The tale of the Rishi Uttang is a surprising exposition of what our epics really had to say about caste discrimination. You can read it here - The Tale of Uttang Rishi

Wednesday, December 10, 2014

I am determined

There is a whole world of knowledge out there of which I am blissfully ignorant but I thought I knew my words at least. Even that consolation has suffered a few blows in the past, as followers of these chronicles know, and it suffered yet another blow recently.

I had always prided myself on the determination with which I pursue a life of watching TV and reading books and, now, someone tells me that I cannot call it determination. What the heck? I decided, as usual, to take recourse to my wise friend on this matter.

The problem, though, with my friend is that he never ever sides me.

"So, WHY can't I call it determination, damn it?"

"THAT is mere self-indulgence. What is so great about doing it?"

"What is so great about eating bottles, if you like eating them? Those guys tout their determination to eat the most bottles on TV and no-one objects."

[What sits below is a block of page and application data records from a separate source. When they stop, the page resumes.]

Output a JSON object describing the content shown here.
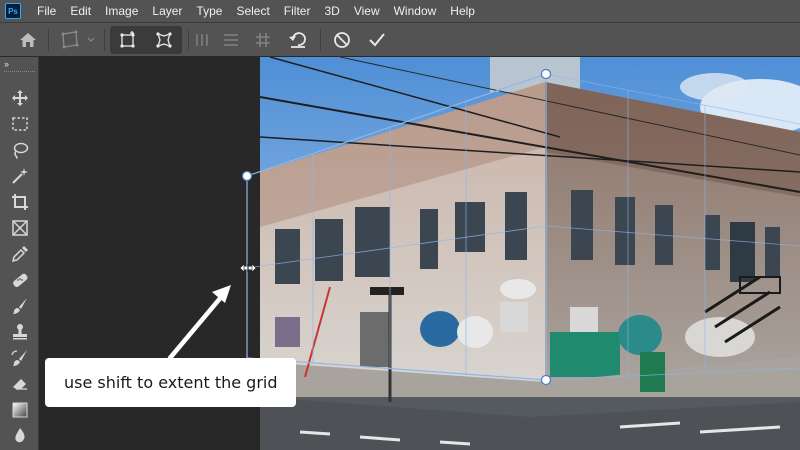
{
  "app": {
    "logo_text": "Ps"
  },
  "menu": [
    "File",
    "Edit",
    "Image",
    "Layer",
    "Type",
    "Select",
    "Filter",
    "3D",
    "View",
    "Window",
    "Help"
  ],
  "options_bar": {
    "buttons": [
      {
        "name": "home-icon"
      },
      {
        "name": "perspective-warp-dropdown-icon"
      },
      {
        "name": "layout-mode-icon"
      },
      {
        "name": "warp-mode-icon"
      },
      {
        "name": "auto-straighten-vertical-icon"
      },
      {
        "name": "auto-level-horizontal-icon"
      },
      {
        "name": "auto-straighten-both-icon"
      },
      {
        "name": "reset-icon"
      },
      {
        "name": "cancel-icon"
      },
      {
        "name": "commit-icon"
      }
    ]
  },
  "tools": [
    "move-tool-icon",
    "marquee-tool-icon",
    "lasso-tool-icon",
    "magic-wand-tool-icon",
    "crop-tool-icon",
    "frame-tool-icon",
    "eyedropper-tool-icon",
    "healing-brush-tool-icon",
    "brush-tool-icon",
    "clone-stamp-tool-icon",
    "history-brush-tool-icon",
    "eraser-tool-icon",
    "gradient-tool-icon",
    "blur-tool-icon"
  ],
  "tooltip": {
    "text": "use shift to extent the grid"
  },
  "colors": {
    "ui_bg": "#535353",
    "canvas_bg": "#282828",
    "accent": "#8fb6e8",
    "arrow": "#ffffff"
  }
}
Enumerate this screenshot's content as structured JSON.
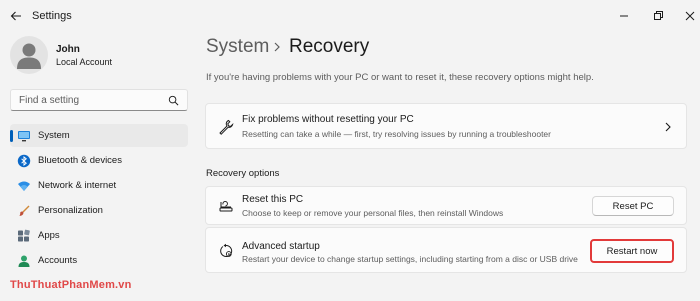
{
  "window": {
    "title": "Settings"
  },
  "profile": {
    "name": "John",
    "account_type": "Local Account"
  },
  "search": {
    "placeholder": "Find a setting"
  },
  "sidebar": {
    "items": [
      {
        "label": "System",
        "icon": "system-icon",
        "active": true
      },
      {
        "label": "Bluetooth & devices",
        "icon": "bluetooth-icon",
        "active": false
      },
      {
        "label": "Network & internet",
        "icon": "network-icon",
        "active": false
      },
      {
        "label": "Personalization",
        "icon": "personalization-icon",
        "active": false
      },
      {
        "label": "Apps",
        "icon": "apps-icon",
        "active": false
      },
      {
        "label": "Accounts",
        "icon": "accounts-icon",
        "active": false
      }
    ]
  },
  "watermark": "ThuThuatPhanMem.vn",
  "breadcrumb": {
    "parent": "System",
    "current": "Recovery"
  },
  "intro": "If you're having problems with your PC or want to reset it, these recovery options might help.",
  "fix_card": {
    "title": "Fix problems without resetting your PC",
    "description": "Resetting can take a while — first, try resolving issues by running a troubleshooter"
  },
  "recovery_options": {
    "section_title": "Recovery options",
    "reset": {
      "title": "Reset this PC",
      "description": "Choose to keep or remove your personal files, then reinstall Windows",
      "button": "Reset PC"
    },
    "advanced": {
      "title": "Advanced startup",
      "description": "Restart your device to change startup settings, including starting from a disc or USB drive",
      "button": "Restart now"
    }
  },
  "colors": {
    "accent": "#005fb8",
    "highlight_border": "#e23a3a",
    "background": "#f3f3f3",
    "card": "#fbfbfb"
  }
}
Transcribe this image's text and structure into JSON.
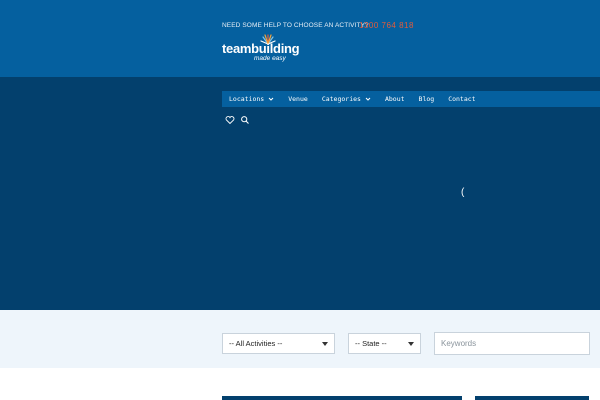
{
  "header": {
    "help_text": "NEED SOME HELP TO CHOOSE AN ACTIVITY?",
    "phone": "1300 764 818",
    "logo_wordmark": "teambuilding",
    "logo_tagline": "made easy"
  },
  "nav": {
    "items": [
      {
        "label": "Locations",
        "has_dropdown": true
      },
      {
        "label": "Venue",
        "has_dropdown": false
      },
      {
        "label": "Categories",
        "has_dropdown": true
      },
      {
        "label": "About",
        "has_dropdown": false
      },
      {
        "label": "Blog",
        "has_dropdown": false
      },
      {
        "label": "Contact",
        "has_dropdown": false
      }
    ],
    "icons": [
      "heart-icon",
      "search-icon"
    ]
  },
  "hero": {
    "loader_glyph": "("
  },
  "filters": {
    "activities_selected": "-- All Activities --",
    "state_selected": "-- State --",
    "keywords_placeholder": "Keywords"
  },
  "colors": {
    "header_bg": "#05609f",
    "hero_bg": "#03406d",
    "phone": "#e45c3a",
    "filter_band_bg": "#eef5fb"
  }
}
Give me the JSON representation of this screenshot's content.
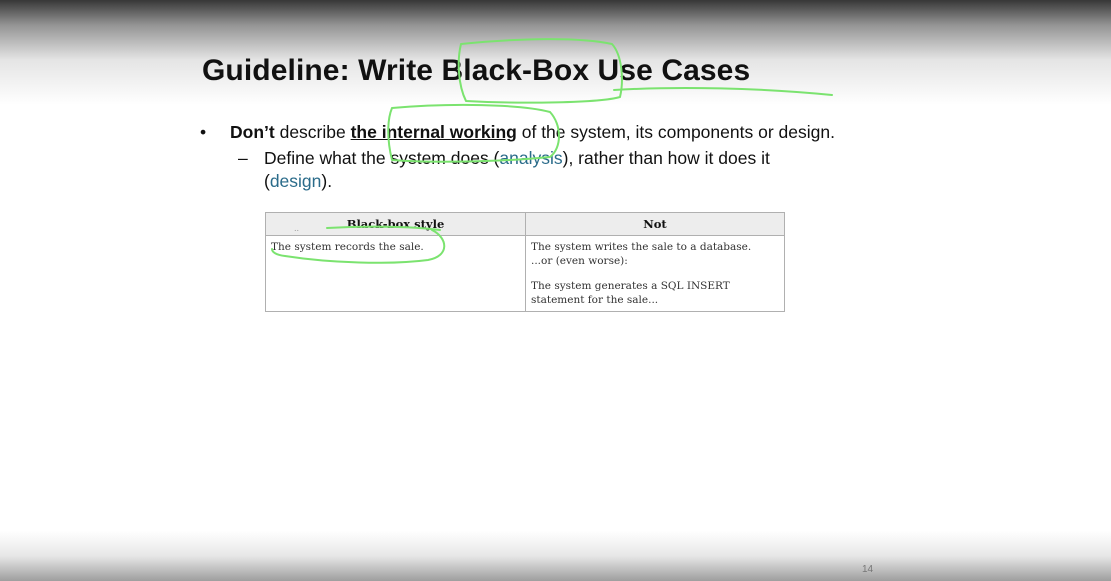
{
  "slide": {
    "title": "Guideline: Write Black-Box Use Cases",
    "bullet": {
      "marker": "•",
      "lead": "Don’t",
      "text_1": " describe ",
      "emphasis": "the internal working",
      "text_2": " of the system, its components or design."
    },
    "sub_bullet": {
      "marker": "–",
      "text_1": "Define what the system does (",
      "kw_1": "analysis",
      "text_2": "), rather than how it does it (",
      "kw_2": "design",
      "text_3": ")."
    },
    "table": {
      "header_mark": "..",
      "headers": [
        "Black-box style",
        "Not"
      ],
      "black_box_cell": "The system records the sale.",
      "not_cell_lines": [
        "The system writes the sale to a database.",
        "...or (even worse):",
        "The system generates a SQL INSERT statement for the sale..."
      ]
    },
    "page_number": "14"
  },
  "colors": {
    "keyword": "#2a6b8a",
    "ink": "#7be36f",
    "title": "#111111"
  },
  "icons": [
    "freehand-ink-annotation"
  ]
}
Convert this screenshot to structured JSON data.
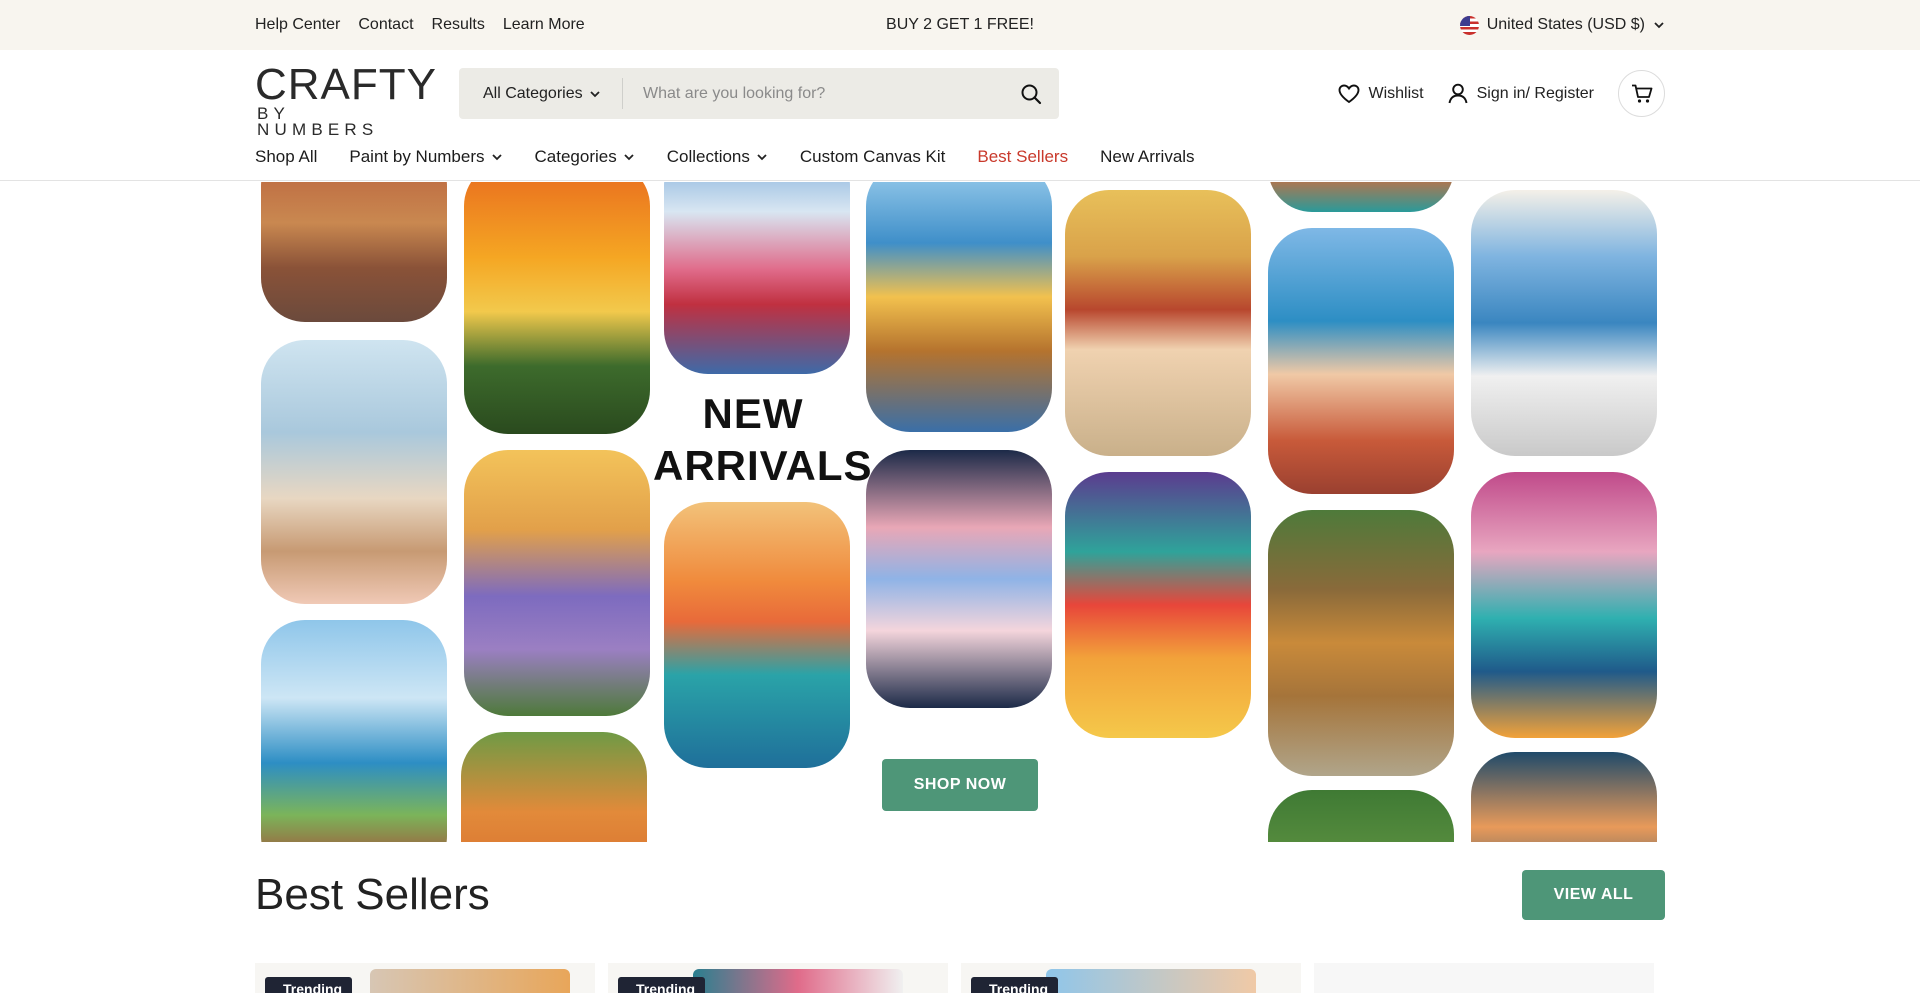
{
  "topbar": {
    "links": [
      "Help Center",
      "Contact",
      "Results",
      "Learn More"
    ],
    "promo": "BUY 2 GET 1 FREE!",
    "locale": "United States (USD $)"
  },
  "brand": {
    "line1": "CRAFTY",
    "line2": "BY NUMBERS"
  },
  "search": {
    "category": "All Categories",
    "placeholder": "What are you looking for?"
  },
  "header": {
    "wishlist": "Wishlist",
    "signin": "Sign in/ Register"
  },
  "nav": [
    "Shop All",
    "Paint by Numbers",
    "Categories",
    "Collections",
    "Custom Canvas Kit",
    "Best Sellers",
    "New Arrivals"
  ],
  "hero": {
    "title_line1": "NEW",
    "title_line2": "ARRIVALS",
    "cta": "SHOP NOW"
  },
  "best_sellers": {
    "title": "Best Sellers",
    "view_all": "VIEW ALL",
    "badges": [
      "Trending",
      "Trending",
      "Trending"
    ]
  },
  "colors": {
    "accent": "#4e9678",
    "sale_red": "#c9392b",
    "topbar_bg": "#f8f5ef",
    "badge_bg": "#1f2434"
  }
}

"Well - they provide entertainment. What is the use of what you are doing to anyone except you?"

"Well - if people want to come and get entertained by watching me read books, am I stopping them? Just because they do not choose to do it, you question my determination?"

"Come on! Do not be fixated on just the fringe. There are lot of other examples of people pursuing worthwhile ambitions and not merely indulging themselves."

"Like who? You? Your pursuit of your ambition to become the CEO of your company is determination? Like you are not doing it because you want a bigger car, a huge house, business class travel and foreign vacations in five star hotels. AND what is all that if not self-indulgence?"

"Forget what I do with the money I earn. Concentrate on what I do to earn it. The social purpose I serve"

"Hmm! Really? I cannot see that the existence on one less soft drink in the world - or even all soft drinks - is such a huge loss to Society."

"Ah! You are incorrigible. Why am I arguing with you? IF Society chooses to pay money for your doing something, then what you are doing has social purpose and a pursuit of that is determination. Otherwise, it is not."

NOW - I got it. If I get paid to do anything, I am doing something worthwhile, even if what I am doing is spamming people with porn-site links. If I am not paid, then it is not.

I am NOW determined to pursue a life of reading books and watching TV, till they become socially relevant!